MUSSOLINI WAS ALWAYS RIGHT
When war against the Negus first began to be spoken of, the general public in Italy was hostile to such an adventure. One of Mussolini's most fervent admirers, G. Ward Price, wrote in 1936:
"This Abyssinian campaign was a personal undertaking of Mussolini's. The people of Italy felt no desire for such an enterprise until he infused them with it. The defeat of Adowa, forty years before, had filled Italian hearts with detestation for the very name of Abyssinia. The Italian General Staff believed that the conquest of that country would be a long and costly process. . . . In April, five months before the war began, I found many Italians full of anxiety about the risks and cost of the approaching campaign."1
Mrs. Anne O'Hare McCormick, visiting Italy early in the spring of 1935, found "a people who hated trouble" and "detested being lined up to support a campaign for expansion" ( NYT. 10.xi.35).2 In August, Starhemberg noticed that the idea of a war in Ethiopia was thoroughly unpopular. "Friends connected with Fascist Italy told me that the Duce's policy was madness; it could only end in failure and be very dangerous to Italy".3 A correspondent of the Manchester Guardian (16.ix) who visited Italy in August reported that enthusiasm for war was much in evidence among the youth of Italy:
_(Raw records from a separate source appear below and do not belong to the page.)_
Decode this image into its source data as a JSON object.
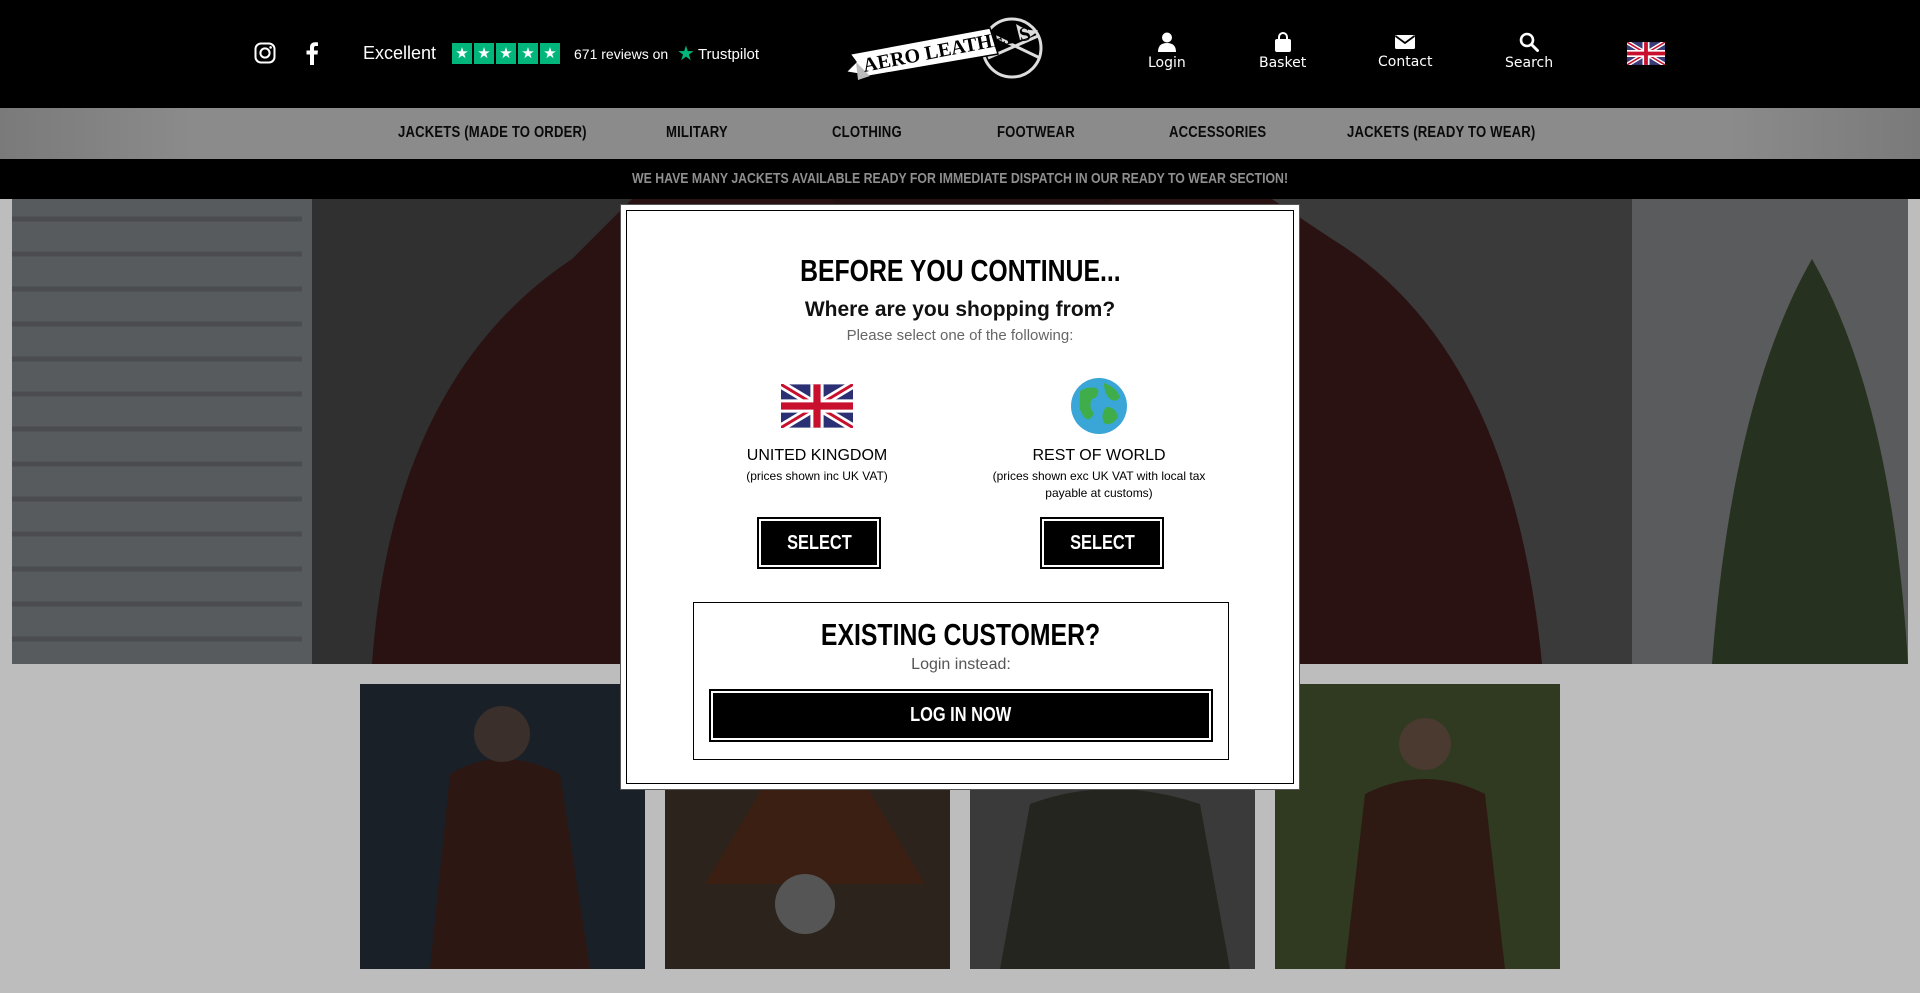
{
  "header": {
    "trustpilot": {
      "rating_label": "Excellent",
      "stars": 5,
      "reviews": "671 reviews on",
      "brand": "Trustpilot"
    },
    "logo_text": "AERO LEATHERS",
    "login_label": "Login",
    "basket_label": "Basket",
    "contact_label": "Contact",
    "search_label": "Search",
    "icons": [
      "instagram-icon",
      "facebook-icon",
      "user-icon",
      "bag-icon",
      "envelope-icon",
      "search-icon",
      "uk-flag-icon"
    ]
  },
  "nav": {
    "items": [
      "JACKETS (MADE TO ORDER)",
      "MILITARY",
      "CLOTHING",
      "FOOTWEAR",
      "ACCESSORIES",
      "JACKETS (READY TO WEAR)"
    ]
  },
  "announcement": "WE HAVE MANY JACKETS AVAILABLE READY FOR IMMEDIATE DISPATCH IN OUR READY TO WEAR SECTION!",
  "modal": {
    "title": "BEFORE YOU CONTINUE...",
    "subtitle": "Where are you shopping from?",
    "instruction": "Please select one of the following:",
    "regions": [
      {
        "name": "UNITED KINGDOM",
        "note": "(prices shown inc UK VAT)",
        "button": "SELECT",
        "icon": "uk-flag-icon"
      },
      {
        "name": "REST OF WORLD",
        "note": "(prices shown exc UK VAT with local tax payable at customs)",
        "button": "SELECT",
        "icon": "globe-icon"
      }
    ],
    "existing": {
      "title": "EXISTING CUSTOMER?",
      "subtitle": "Login instead:",
      "button": "LOG IN NOW"
    }
  },
  "colors": {
    "header_bg": "#000000",
    "trustpilot_green": "#00b67a",
    "nav_bg": "#8b8b8b",
    "modal_bg": "#ffffff",
    "button_bg": "#000000"
  }
}
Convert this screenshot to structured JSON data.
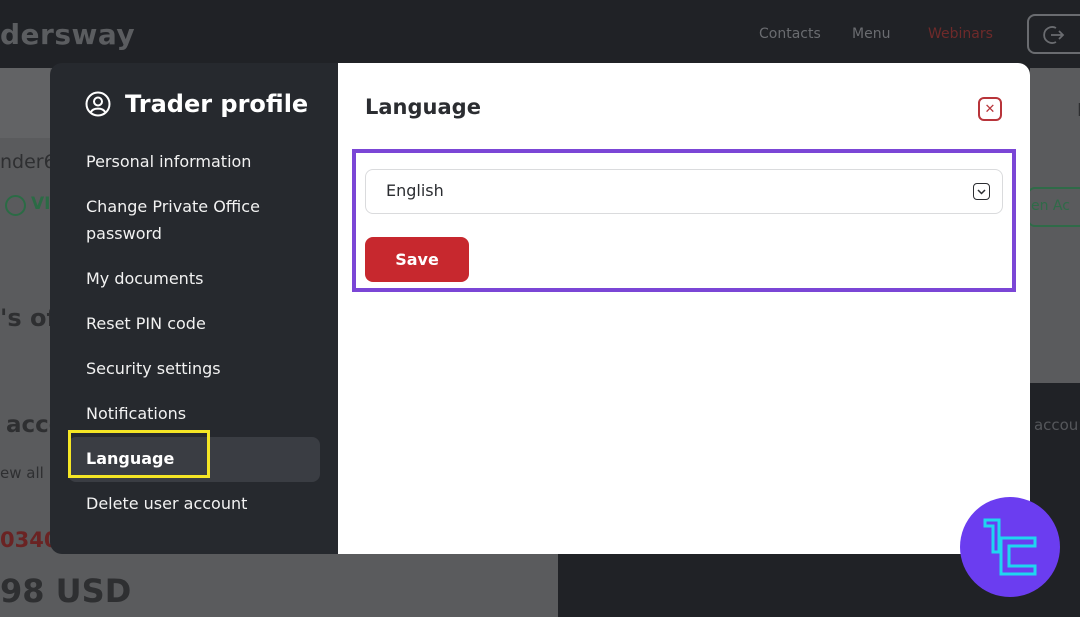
{
  "background": {
    "brand": "dersway",
    "nav": [
      "Contacts",
      "Menu",
      "Webinars"
    ],
    "user_fragment": "nder6",
    "verified_fragment": "VI",
    "offers_fragment": "'s of",
    "accounts_fragment": "acco",
    "view_all_fragment": "ew all",
    "account_number_fragment": "0340",
    "balance_fragment": "98 USD",
    "right_fragment_1": "I",
    "open_account_fragment": "en Ac",
    "right_fragment_2": "o accou"
  },
  "sidebar": {
    "title": "Trader profile",
    "title_icon": "user-circle-icon",
    "items": [
      {
        "label": "Personal information"
      },
      {
        "label": "Change Private Office password"
      },
      {
        "label": "My documents"
      },
      {
        "label": "Reset PIN code"
      },
      {
        "label": "Security settings"
      },
      {
        "label": "Notifications"
      },
      {
        "label": "Language",
        "active": true
      },
      {
        "label": "Delete user account"
      }
    ]
  },
  "main": {
    "title": "Language",
    "close_icon": "close-icon",
    "language_select": {
      "value": "English",
      "icon": "chevron-down-icon"
    },
    "save_label": "Save"
  },
  "colors": {
    "accent_red": "#c7282e",
    "highlight_yellow": "#f5e625",
    "highlight_purple": "#7b46d6",
    "sidebar_bg": "#26292e",
    "watermark_purple": "#6b3df0",
    "watermark_cyan": "#1fd6f0"
  },
  "watermark_icon": "tradingfinder-logo-icon"
}
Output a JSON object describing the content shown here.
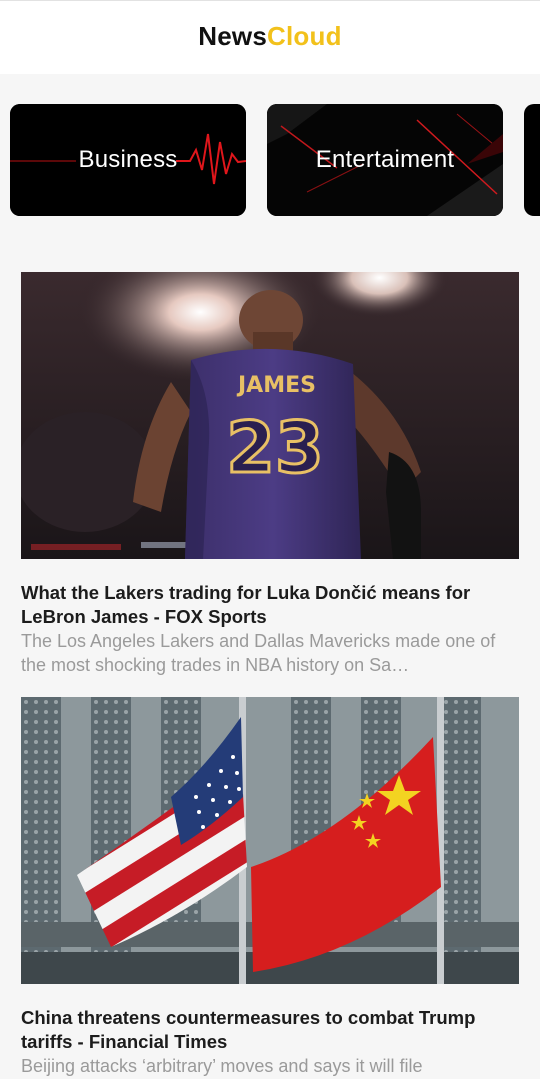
{
  "header": {
    "brand_part1": "News",
    "brand_part2": "Cloud"
  },
  "categories": [
    {
      "label": "Business"
    },
    {
      "label": "Entertaiment"
    }
  ],
  "articles": [
    {
      "title": "What the Lakers trading for Luka Dončić means for LeBron James - FOX Sports",
      "description": "The Los Angeles Lakers and Dallas Mavericks made one of the most shocking trades in NBA history on Sa…",
      "image_jersey_name": "JAMES",
      "image_jersey_number": "23"
    },
    {
      "title": "China threatens countermeasures to combat Trump tariffs - Financial Times",
      "description": "Beijing attacks ‘arbitrary’ moves and says it will file"
    }
  ],
  "colors": {
    "brand_accent": "#f2c11b",
    "pulse_red": "#e0161b"
  }
}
"The lad who was a child when the régime came to power has been taught during thirteen years that war is man's highest ideal, that 'it is better to be a lion for a day than a sheep for a hundred years', that life itself is battle, that the nation is everything, and that the individual does not count."
Among the older generations, however, the great majority of the people loathed the idea of a war. To be sure, there was no overt sign of opposition. Opposition would have been suicidal. "Opposition is shown only by chalked inscriptions on walls in side streets. In the narrow lanes of Venice and Genoa and in the slums of Naples, the walls are covered with anti-war inscriptions."4____________________